**Work order**.
Below are some records; each one is to be set down again exactly.

**Component data from apps and pages**.

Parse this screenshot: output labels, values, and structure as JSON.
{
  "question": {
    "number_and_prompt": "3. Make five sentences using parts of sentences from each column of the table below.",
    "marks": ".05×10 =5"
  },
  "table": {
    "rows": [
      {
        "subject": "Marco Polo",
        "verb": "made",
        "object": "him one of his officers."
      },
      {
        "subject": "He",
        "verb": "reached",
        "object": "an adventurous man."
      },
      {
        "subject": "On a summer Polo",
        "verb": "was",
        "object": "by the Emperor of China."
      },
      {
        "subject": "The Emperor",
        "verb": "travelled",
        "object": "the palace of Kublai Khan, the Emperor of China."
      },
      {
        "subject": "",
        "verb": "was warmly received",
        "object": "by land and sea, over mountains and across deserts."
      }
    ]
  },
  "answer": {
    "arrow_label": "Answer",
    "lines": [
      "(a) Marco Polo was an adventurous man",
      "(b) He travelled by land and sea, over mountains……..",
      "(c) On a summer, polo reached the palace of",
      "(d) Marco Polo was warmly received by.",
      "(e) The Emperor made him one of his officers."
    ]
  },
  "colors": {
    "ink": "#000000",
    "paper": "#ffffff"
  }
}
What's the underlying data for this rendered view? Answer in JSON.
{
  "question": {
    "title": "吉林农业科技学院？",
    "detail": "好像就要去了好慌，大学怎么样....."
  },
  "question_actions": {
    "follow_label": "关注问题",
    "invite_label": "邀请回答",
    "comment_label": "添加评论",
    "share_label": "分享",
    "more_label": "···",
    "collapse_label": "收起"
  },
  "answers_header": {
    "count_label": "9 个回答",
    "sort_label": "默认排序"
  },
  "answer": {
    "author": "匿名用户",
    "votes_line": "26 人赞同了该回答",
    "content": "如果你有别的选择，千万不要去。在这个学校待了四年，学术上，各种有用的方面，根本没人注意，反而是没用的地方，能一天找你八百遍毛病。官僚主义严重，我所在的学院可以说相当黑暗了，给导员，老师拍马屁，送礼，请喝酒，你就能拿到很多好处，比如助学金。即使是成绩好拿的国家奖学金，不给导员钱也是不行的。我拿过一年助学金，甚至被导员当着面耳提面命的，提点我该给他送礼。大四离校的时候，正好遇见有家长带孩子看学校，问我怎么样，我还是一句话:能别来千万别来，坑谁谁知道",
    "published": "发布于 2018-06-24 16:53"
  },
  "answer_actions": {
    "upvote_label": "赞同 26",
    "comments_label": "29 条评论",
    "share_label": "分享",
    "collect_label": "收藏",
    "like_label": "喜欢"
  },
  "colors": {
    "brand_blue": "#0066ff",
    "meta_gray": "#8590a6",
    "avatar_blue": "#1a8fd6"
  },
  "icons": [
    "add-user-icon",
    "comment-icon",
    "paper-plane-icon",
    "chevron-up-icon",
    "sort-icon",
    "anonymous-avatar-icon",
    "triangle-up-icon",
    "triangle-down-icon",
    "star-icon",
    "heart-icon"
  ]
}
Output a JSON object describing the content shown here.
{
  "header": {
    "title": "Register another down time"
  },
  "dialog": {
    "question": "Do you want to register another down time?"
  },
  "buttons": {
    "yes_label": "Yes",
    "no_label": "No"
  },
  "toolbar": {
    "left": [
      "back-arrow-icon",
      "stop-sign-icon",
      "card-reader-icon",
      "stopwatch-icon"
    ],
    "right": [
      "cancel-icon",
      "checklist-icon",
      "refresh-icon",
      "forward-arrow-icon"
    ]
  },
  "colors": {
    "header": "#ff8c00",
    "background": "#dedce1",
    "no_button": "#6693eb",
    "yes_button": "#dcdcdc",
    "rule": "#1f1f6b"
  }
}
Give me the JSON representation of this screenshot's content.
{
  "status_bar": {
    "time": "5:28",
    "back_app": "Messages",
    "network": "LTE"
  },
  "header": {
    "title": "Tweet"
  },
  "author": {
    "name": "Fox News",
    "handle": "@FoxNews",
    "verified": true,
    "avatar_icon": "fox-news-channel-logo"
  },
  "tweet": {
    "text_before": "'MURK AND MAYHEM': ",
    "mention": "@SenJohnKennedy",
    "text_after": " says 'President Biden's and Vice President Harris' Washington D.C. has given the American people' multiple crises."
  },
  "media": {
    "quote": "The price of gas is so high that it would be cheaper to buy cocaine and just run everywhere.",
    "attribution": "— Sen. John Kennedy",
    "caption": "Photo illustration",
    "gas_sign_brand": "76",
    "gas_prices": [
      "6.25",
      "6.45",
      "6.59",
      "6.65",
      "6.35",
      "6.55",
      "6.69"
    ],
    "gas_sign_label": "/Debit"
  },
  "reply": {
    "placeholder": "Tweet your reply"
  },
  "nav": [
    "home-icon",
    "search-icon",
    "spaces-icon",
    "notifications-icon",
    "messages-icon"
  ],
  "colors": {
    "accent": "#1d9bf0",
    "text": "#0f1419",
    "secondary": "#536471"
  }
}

**Output for this exercise**.
Parse this screenshot: output labels, values, and structure as JSON.
{
  "question": {
    "number_and_prompt": "3. Make five sentences using parts of sentences from each column of the table below.",
    "marks": ".05×10 =5"
  },
  "table": {
    "rows": [
      {
        "subject": "Marco Polo",
        "verb": "made",
        "object": "him one of his officers."
      },
      {
        "subject": "He",
        "verb": "reached",
        "object": "an adventurous man."
      },
      {
        "subject": "On a summer Polo",
        "verb": "was",
        "object": "by the Emperor of China."
      },
      {
        "subject": "The Emperor",
        "verb": "travelled",
        "object": "the palace of Kublai Khan, the Emperor of China."
      },
      {
        "subject": "",
        "verb": "was warmly received",
        "object": "by land and sea, over mountains and across deserts."
      }
    ]
  },
  "answer": {
    "arrow_label": "Answer",
    "lines": [
      "(a) Marco Polo was an adventurous man",
      "(b) He travelled by land and sea, over mountains……..",
      "(c) On a summer, polo reached the palace of",
      "(d) Marco Polo was warmly received by.",
      "(e) The Emperor made him one of his officers."
    ]
  },
  "colors": {
    "ink": "#000000",
    "paper": "#ffffff"
  }
}
What's the underlying data for this rendered view? Answer in JSON.
{
  "question": {
    "title": "吉林农业科技学院？",
    "detail": "好像就要去了好慌，大学怎么样....."
  },
  "question_actions": {
    "follow_label": "关注问题",
    "invite_label": "邀请回答",
    "comment_label": "添加评论",
    "share_label": "分享",
    "more_label": "···",
    "collapse_label": "收起"
  },
  "answers_header": {
    "count_label": "9 个回答",
    "sort_label": "默认排序"
  },
  "answer": {
    "author": "匿名用户",
    "votes_line": "26 人赞同了该回答",
    "content": "如果你有别的选择，千万不要去。在这个学校待了四年，学术上，各种有用的方面，根本没人注意，反而是没用的地方，能一天找你八百遍毛病。官僚主义严重，我所在的学院可以说相当黑暗了，给导员，老师拍马屁，送礼，请喝酒，你就能拿到很多好处，比如助学金。即使是成绩好拿的国家奖学金，不给导员钱也是不行的。我拿过一年助学金，甚至被导员当着面耳提面命的，提点我该给他送礼。大四离校的时候，正好遇见有家长带孩子看学校，问我怎么样，我还是一句话:能别来千万别来，坑谁谁知道",
    "published": "发布于 2018-06-24 16:53"
  },
  "answer_actions": {
    "upvote_label": "赞同 26",
    "comments_label": "29 条评论",
    "share_label": "分享",
    "collect_label": "收藏",
    "like_label": "喜欢"
  },
  "colors": {
    "brand_blue": "#0066ff",
    "meta_gray": "#8590a6",
    "avatar_blue": "#1a8fd6"
  },
  "icons": [
    "add-user-icon",
    "comment-icon",
    "paper-plane-icon",
    "chevron-up-icon",
    "sort-icon",
    "anonymous-avatar-icon",
    "triangle-up-icon",
    "triangle-down-icon",
    "star-icon",
    "heart-icon"
  ]
}
Output a JSON object describing the content shown here.
{
  "header": {
    "title": "Register another down time"
  },
  "dialog": {
    "question": "Do you want to register another down time?"
  },
  "buttons": {
    "yes_label": "Yes",
    "no_label": "No"
  },
  "toolbar": {
    "left": [
      "back-arrow-icon",
      "stop-sign-icon",
      "card-reader-icon",
      "stopwatch-icon"
    ],
    "right": [
      "cancel-icon",
      "checklist-icon",
      "refresh-icon",
      "forward-arrow-icon"
    ]
  },
  "colors": {
    "header": "#ff8c00",
    "background": "#dedce1",
    "no_button": "#6693eb",
    "yes_button": "#dcdcdc",
    "rule": "#1f1f6b"
  }
}
Give me the JSON representation of this screenshot's content.
{
  "status_bar": {
    "time": "5:28",
    "back_app": "Messages",
    "network": "LTE"
  },
  "header": {
    "title": "Tweet"
  },
  "author": {
    "name": "Fox News",
    "handle": "@FoxNews",
    "verified": true,
    "avatar_icon": "fox-news-channel-logo"
  },
  "tweet": {
    "text_before": "'MURK AND MAYHEM': ",
    "mention": "@SenJohnKennedy",
    "text_after": " says 'President Biden's and Vice President Harris' Washington D.C. has given the American people' multiple crises."
  },
  "media": {
    "quote": "The price of gas is so high that it would be cheaper to buy cocaine and just run everywhere.",
    "attribution": "— Sen. John Kennedy",
    "caption": "Photo illustration",
    "gas_sign_brand": "76",
    "gas_prices": [
      "6.25",
      "6.45",
      "6.59",
      "6.65",
      "6.35",
      "6.55",
      "6.69"
    ],
    "gas_sign_label": "/Debit"
  },
  "reply": {
    "placeholder": "Tweet your reply"
  },
  "nav": [
    "home-icon",
    "search-icon",
    "spaces-icon",
    "notifications-icon",
    "messages-icon"
  ],
  "colors": {
    "accent": "#1d9bf0",
    "text": "#0f1419",
    "secondary": "#536471"
  }
}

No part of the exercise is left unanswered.